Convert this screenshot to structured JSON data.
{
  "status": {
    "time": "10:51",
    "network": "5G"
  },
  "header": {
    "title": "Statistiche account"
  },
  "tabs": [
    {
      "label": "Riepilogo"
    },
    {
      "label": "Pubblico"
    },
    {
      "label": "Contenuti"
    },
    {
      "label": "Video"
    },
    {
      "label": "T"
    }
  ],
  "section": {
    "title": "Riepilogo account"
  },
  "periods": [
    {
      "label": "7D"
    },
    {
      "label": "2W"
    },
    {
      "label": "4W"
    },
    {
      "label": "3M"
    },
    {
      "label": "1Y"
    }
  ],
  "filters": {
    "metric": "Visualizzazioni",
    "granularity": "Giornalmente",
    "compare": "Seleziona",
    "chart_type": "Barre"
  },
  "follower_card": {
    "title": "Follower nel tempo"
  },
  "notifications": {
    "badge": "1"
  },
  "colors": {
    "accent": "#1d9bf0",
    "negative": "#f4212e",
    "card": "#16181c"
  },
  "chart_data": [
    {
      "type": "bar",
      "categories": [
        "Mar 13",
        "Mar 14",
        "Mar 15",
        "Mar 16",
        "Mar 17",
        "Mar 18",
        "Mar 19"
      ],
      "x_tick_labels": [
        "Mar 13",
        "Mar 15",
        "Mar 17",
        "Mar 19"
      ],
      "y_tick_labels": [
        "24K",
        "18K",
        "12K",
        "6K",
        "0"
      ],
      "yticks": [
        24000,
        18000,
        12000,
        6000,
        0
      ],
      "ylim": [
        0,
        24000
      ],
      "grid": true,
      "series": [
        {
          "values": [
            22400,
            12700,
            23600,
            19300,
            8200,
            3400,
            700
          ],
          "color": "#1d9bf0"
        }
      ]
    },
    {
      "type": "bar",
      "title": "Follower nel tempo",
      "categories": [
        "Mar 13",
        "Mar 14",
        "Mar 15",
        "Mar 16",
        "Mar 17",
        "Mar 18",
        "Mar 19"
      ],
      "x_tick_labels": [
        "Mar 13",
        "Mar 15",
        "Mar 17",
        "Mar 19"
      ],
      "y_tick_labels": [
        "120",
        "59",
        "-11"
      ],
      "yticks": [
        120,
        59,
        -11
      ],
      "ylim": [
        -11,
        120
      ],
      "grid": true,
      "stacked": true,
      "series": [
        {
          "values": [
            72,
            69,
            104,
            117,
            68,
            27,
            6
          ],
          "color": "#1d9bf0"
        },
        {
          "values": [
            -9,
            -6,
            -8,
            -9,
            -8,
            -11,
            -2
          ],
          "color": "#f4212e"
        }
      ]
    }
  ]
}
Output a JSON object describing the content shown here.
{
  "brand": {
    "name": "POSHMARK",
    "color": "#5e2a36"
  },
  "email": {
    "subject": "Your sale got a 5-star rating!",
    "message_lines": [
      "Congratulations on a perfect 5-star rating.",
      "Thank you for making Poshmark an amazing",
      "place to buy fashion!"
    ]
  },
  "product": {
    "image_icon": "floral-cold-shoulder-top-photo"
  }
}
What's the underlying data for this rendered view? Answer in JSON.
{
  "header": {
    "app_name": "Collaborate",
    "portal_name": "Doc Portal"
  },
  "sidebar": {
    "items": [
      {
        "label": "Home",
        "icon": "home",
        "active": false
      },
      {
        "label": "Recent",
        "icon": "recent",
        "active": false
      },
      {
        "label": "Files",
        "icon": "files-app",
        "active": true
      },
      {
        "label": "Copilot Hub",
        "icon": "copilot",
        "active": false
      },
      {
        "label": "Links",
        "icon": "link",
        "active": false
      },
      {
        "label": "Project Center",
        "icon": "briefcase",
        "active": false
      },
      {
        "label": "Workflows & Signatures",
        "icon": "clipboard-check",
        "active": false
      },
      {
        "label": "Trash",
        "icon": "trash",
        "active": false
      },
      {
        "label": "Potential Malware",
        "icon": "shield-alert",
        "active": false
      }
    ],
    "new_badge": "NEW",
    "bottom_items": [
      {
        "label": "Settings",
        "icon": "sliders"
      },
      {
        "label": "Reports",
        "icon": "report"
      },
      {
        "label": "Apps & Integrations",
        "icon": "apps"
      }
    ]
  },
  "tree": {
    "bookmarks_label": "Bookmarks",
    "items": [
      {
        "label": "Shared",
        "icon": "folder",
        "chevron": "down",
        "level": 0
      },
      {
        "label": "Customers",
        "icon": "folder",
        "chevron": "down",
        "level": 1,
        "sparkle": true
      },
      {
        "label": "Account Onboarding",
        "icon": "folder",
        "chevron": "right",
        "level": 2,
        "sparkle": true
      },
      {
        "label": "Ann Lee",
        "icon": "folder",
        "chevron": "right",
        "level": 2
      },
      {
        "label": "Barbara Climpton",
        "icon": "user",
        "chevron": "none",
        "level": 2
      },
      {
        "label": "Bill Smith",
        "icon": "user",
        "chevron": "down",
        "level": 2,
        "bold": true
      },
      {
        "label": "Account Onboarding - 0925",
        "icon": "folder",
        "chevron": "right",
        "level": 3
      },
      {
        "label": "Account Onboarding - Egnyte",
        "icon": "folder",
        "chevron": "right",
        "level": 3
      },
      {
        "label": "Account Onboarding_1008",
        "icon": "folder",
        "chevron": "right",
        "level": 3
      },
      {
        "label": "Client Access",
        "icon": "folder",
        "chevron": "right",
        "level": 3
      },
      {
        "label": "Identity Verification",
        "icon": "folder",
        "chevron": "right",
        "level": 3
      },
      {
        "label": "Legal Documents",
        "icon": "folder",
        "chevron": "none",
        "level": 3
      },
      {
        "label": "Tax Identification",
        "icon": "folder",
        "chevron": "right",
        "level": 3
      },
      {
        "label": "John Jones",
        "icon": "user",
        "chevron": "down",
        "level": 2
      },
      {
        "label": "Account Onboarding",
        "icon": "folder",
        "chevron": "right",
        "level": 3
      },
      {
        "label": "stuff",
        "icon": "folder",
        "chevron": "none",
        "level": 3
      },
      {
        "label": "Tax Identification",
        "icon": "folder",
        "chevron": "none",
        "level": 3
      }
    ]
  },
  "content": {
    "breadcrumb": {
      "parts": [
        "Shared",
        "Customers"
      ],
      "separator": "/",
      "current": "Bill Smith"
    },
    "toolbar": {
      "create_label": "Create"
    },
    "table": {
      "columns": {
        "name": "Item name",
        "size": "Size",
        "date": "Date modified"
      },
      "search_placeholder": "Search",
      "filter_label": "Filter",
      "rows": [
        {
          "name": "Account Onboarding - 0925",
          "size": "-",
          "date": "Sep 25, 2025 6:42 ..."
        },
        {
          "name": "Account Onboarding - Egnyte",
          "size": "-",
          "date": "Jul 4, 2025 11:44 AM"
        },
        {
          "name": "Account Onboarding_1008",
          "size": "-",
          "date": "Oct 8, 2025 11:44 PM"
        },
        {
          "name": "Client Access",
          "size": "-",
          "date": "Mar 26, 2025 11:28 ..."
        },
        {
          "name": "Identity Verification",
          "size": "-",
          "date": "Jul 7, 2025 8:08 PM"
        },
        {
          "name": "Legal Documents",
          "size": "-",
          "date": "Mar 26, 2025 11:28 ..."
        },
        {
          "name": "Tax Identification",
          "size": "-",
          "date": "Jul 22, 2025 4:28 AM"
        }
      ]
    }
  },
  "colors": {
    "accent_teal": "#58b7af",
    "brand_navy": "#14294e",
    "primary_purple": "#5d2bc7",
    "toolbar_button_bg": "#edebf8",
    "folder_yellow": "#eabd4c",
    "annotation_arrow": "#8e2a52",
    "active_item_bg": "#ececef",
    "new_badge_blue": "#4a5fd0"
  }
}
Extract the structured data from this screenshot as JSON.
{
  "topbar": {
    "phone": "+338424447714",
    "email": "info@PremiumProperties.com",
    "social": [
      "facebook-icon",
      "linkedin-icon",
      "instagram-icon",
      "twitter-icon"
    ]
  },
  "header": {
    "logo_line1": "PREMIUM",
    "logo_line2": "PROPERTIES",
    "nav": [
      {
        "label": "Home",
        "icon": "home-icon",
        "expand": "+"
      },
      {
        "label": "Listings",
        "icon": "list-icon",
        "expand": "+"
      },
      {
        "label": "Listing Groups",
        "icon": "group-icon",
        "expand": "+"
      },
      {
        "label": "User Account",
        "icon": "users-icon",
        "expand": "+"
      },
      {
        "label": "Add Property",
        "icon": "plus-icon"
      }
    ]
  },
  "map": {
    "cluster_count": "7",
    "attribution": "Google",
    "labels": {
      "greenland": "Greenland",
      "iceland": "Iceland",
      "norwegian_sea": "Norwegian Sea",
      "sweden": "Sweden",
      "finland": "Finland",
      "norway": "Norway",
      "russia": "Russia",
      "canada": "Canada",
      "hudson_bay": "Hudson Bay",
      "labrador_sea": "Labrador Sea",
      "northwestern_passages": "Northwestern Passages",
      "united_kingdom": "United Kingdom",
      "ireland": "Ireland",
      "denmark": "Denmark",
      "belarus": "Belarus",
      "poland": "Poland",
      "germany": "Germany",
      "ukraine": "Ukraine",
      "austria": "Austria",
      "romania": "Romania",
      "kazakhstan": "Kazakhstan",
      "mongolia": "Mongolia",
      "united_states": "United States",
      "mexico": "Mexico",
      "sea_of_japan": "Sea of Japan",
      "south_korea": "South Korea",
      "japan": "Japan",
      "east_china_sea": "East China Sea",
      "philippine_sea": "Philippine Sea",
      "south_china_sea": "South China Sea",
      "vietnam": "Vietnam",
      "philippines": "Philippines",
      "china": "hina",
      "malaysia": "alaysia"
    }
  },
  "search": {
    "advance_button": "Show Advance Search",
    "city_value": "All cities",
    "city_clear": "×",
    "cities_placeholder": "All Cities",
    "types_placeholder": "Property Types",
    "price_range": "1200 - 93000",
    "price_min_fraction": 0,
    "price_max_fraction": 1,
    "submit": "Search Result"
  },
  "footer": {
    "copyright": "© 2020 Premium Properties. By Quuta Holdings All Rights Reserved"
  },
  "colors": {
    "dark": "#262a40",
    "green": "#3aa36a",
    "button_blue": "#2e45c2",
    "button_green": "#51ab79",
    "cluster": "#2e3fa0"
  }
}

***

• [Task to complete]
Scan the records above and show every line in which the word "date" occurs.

• [Response]
        "date": "Date modified"
          "date": "Sep 25, 2025 6:42 ..."
          "date": "Jul 4, 2025 11:44 AM"
          "date": "Oct 8, 2025 11:44 PM"
          "date": "Mar 26, 2025 11:28 ..."
          "date": "Jul 7, 2025 8:08 PM"
          "date": "Mar 26, 2025 11:28 ..."
          "date": "Jul 22, 2025 4:28 AM"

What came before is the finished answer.